2) Re-inking in progress (A>B);
3) The first re-inked portion has travelled all the way round (A<B)
Operational Amplifier OA1 is configured as a comparator. When A is less than B the output will be at a low level. When A is greater than B the output goes to a high level. Having just fitted a ribbon to be re-inked conditions at both sensors are substantially the same so A is less than B. The start button is pressed and after a short delay to allow the motor to reach speed, the microprocessor switches on the ink jet. A short while after this, the first portion to be inked passes the downstream sensor and A becomes greater than B, so causing the comparator output to go high. The computer monitors this comparator output, and when the first re-inked part reaches the upstream sensor, B becomes greater than A, the comparator output goes low again and this signals the microprocessor that re-inking is complete except for the last few inches. Hence after a short delay, the microprocessor switches off the ink jet and then switches off the motor.
A dark ribbon will cause a higher voltage at points A and B than a light one and hence, a desired ink density corresponds to a particular threshold voltage at point A (and B). Operational amplifier OA2 has a gain set by potentiometer P5 and DC offset set by potentiometer P4. Thus a large variation in voltage is produced at the output of operational amplifier OA2 for a small change in ink density on the ribbon. The output voltage rises with increasing density. This is further amplified and inverted by operational amplifier OA3, the output voltage of which passes through diode 10 to the emitter follower of transistor Q7 such that a rising output from operational amplifier OA3 causes rising current through transistor Q7, resistor R31 and diode D11. More current through diode D11 causes greater brightness and as this is optically coupled with transistor Q1, the impedance of Q1 reduces which in turn reduces the duty cycle of integrated circuit 1 so reducing motor voltage and therefore the speed.

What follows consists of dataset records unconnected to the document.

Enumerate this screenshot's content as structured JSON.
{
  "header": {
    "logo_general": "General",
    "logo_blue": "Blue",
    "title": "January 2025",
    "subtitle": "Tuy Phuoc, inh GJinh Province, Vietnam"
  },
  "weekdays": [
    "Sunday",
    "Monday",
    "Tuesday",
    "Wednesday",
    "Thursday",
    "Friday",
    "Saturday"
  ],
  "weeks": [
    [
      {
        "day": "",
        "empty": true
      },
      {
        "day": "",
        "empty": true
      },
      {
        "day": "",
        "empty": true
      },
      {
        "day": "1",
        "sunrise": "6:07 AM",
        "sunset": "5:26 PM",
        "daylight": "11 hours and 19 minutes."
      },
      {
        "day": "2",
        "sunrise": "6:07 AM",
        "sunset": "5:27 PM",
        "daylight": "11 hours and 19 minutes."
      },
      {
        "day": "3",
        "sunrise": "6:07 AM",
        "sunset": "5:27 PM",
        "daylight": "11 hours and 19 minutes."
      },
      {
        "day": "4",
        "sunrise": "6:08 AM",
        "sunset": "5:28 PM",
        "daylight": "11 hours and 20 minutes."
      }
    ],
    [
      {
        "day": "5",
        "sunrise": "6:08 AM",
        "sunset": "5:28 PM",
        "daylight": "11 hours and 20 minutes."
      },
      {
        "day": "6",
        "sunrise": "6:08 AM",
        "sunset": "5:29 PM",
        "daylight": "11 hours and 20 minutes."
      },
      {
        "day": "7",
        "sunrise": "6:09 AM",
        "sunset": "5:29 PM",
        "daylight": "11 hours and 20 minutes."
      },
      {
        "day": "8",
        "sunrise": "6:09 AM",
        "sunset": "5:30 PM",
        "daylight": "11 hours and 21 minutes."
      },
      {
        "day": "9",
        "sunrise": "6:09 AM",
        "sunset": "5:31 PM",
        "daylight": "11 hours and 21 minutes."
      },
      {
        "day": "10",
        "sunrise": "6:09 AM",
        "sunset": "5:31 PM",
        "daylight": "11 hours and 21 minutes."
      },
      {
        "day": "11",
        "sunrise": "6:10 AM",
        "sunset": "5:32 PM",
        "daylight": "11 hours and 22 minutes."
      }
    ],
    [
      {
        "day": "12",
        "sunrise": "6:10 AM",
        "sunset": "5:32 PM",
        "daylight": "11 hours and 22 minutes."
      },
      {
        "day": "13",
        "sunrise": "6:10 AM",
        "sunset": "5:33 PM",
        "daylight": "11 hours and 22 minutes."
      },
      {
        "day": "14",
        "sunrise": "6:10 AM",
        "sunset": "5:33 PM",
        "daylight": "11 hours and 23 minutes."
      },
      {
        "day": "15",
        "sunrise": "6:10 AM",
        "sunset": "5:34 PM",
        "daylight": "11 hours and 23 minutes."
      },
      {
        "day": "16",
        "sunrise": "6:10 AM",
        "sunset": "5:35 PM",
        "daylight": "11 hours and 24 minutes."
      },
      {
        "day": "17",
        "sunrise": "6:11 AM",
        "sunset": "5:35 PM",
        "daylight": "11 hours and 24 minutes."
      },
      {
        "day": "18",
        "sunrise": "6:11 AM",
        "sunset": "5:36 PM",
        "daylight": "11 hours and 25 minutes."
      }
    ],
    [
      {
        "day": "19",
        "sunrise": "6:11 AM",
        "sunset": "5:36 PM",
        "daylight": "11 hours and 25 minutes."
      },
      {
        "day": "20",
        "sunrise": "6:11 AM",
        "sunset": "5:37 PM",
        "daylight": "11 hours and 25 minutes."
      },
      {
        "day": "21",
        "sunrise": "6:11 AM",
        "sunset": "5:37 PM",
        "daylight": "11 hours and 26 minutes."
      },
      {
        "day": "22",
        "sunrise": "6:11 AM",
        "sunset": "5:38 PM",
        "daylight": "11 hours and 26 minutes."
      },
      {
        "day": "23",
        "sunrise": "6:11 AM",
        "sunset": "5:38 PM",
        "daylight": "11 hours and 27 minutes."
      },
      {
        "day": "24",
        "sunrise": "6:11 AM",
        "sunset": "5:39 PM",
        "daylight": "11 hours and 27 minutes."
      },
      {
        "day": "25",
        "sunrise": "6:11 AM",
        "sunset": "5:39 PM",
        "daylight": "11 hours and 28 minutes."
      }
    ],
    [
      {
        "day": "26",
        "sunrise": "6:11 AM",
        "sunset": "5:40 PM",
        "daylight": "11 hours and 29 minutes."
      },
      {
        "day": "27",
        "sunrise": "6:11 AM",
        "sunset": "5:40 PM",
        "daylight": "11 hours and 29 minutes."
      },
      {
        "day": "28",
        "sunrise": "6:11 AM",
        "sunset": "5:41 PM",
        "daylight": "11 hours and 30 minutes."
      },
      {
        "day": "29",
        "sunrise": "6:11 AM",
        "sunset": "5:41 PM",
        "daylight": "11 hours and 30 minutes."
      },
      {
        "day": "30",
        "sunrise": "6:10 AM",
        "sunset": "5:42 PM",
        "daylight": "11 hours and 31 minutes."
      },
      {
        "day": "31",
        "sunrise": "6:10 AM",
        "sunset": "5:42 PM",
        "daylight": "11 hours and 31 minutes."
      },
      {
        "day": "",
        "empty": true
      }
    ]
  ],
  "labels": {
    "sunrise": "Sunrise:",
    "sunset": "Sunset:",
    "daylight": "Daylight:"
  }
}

It will be understood that this produces a closed loop servo system using ink density (ribbon darkness) as the feedback parameter. A lighter patch of ribbon causes the voltage at A to fall causing motor speed to fall so allowing more ink to be applied per unit area. Transistor Q6 and associated components provide a means by which the processor can override the servo mechanism to switch off the motor. Diodes D12-15 form a bridge rectifier to produce a DC voltage related to ribbon speed as sensed by a tachometer fitted to one of the guide pulleys (such as pulley in FIG. 1). The bridge ensures control information is of the same sense regardless of direction. The forward voltage drops of the diodes and the base-emitter junction of transistor Q8 prevent accurate sensing of very low speeds. The tachometer output is then buffered by transistor Q8 amplified and shifted in level by operational amplifier OA4. If the output of this amplifier rises much above 0 volts then diode D8 becomes forward biased so applying more current to the opto-coupler via operational amplifier OA3, diode D10 and transistor Q7 etc. This tends to reduce motor speed. Thus ribbon speed is limited to some pre-determined safe maximum extent adjustable by means of potentiometers 6 and 7.